Interface dataset entries
════

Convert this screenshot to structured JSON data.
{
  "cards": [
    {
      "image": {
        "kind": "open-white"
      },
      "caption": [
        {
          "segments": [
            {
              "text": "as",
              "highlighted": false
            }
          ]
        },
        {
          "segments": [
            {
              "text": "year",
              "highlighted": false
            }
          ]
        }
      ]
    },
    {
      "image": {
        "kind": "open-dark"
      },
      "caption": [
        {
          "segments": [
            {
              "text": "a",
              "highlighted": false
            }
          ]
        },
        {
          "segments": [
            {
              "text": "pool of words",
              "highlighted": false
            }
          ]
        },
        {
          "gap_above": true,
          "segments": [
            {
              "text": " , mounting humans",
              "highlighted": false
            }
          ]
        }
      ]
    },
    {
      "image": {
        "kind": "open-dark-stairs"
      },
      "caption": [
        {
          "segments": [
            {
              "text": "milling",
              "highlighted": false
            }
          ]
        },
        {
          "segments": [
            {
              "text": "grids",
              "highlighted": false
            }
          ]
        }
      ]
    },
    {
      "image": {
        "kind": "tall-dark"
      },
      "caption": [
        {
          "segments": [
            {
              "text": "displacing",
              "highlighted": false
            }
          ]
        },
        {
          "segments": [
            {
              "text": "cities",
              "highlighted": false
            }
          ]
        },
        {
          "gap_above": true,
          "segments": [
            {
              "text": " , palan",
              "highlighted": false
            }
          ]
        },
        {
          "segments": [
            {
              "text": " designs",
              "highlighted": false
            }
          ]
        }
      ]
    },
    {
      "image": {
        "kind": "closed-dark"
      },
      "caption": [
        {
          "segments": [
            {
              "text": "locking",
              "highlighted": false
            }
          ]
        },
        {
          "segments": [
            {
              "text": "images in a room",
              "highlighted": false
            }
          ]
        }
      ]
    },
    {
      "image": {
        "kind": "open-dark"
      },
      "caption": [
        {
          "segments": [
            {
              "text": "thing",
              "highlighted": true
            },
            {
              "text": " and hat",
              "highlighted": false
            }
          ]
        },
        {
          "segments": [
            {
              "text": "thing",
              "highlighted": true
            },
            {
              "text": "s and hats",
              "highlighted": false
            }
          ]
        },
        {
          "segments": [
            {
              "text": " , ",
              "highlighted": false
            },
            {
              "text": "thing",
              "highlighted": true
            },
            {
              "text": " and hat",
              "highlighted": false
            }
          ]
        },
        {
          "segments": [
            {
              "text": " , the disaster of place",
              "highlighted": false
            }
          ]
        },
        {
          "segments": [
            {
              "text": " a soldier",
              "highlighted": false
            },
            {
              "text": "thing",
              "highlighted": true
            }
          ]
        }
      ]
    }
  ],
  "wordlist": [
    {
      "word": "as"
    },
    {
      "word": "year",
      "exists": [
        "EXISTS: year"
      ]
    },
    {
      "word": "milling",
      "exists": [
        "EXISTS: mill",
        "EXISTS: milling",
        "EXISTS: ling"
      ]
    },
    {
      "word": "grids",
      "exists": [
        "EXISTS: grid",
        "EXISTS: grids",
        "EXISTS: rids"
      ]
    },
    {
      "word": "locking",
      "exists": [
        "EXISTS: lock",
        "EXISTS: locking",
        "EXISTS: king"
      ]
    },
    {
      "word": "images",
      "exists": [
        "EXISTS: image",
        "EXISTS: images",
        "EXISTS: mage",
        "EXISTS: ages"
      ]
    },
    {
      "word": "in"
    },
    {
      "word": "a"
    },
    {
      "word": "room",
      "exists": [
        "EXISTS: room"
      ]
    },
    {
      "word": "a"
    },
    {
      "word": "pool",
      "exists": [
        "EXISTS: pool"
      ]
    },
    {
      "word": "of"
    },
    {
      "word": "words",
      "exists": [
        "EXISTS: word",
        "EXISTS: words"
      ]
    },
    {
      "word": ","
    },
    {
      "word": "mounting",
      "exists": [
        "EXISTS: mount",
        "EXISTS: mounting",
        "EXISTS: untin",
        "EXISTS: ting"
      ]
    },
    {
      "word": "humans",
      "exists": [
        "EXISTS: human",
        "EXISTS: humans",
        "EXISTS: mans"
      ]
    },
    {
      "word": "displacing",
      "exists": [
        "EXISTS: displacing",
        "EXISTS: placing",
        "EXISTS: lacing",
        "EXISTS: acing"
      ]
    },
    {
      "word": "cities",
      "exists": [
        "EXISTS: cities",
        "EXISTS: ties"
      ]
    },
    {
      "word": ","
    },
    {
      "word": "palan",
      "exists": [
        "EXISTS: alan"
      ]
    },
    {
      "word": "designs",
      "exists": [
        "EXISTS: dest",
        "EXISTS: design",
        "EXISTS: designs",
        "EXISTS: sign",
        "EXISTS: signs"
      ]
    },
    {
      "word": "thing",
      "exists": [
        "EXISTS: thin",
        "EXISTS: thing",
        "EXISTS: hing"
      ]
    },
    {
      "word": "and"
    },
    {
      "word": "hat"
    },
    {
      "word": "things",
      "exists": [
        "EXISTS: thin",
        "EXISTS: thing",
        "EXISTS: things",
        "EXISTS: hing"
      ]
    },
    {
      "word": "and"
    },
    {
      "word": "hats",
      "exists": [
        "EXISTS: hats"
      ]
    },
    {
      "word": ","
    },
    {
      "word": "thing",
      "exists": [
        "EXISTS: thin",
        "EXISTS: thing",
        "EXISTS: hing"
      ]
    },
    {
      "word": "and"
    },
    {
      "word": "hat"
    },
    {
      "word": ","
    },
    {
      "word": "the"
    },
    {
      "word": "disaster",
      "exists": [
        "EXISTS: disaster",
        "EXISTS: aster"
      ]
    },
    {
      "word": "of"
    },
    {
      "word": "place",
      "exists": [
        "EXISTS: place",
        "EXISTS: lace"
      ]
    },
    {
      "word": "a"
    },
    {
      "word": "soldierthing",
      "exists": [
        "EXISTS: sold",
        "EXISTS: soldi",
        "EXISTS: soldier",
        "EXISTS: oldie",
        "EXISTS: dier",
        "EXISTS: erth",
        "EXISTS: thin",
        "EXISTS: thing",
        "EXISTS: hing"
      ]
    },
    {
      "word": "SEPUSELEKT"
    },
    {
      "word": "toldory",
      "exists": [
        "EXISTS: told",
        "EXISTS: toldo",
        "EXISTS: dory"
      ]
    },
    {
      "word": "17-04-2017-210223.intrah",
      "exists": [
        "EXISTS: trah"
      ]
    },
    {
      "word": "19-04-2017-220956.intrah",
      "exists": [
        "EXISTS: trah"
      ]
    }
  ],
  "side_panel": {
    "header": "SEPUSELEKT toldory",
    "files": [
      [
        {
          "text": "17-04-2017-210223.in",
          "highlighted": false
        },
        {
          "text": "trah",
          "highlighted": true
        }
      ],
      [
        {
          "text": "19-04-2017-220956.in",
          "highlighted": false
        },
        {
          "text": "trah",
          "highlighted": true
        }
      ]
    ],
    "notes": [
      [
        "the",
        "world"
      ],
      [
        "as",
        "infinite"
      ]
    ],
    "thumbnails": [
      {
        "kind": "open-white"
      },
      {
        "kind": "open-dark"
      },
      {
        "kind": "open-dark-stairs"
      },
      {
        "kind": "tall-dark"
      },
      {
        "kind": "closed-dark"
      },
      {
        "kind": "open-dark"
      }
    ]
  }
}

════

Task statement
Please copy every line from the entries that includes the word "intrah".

Your response
      "word": "17-04-2017-210223.intrah",
      "word": "19-04-2017-220956.intrah",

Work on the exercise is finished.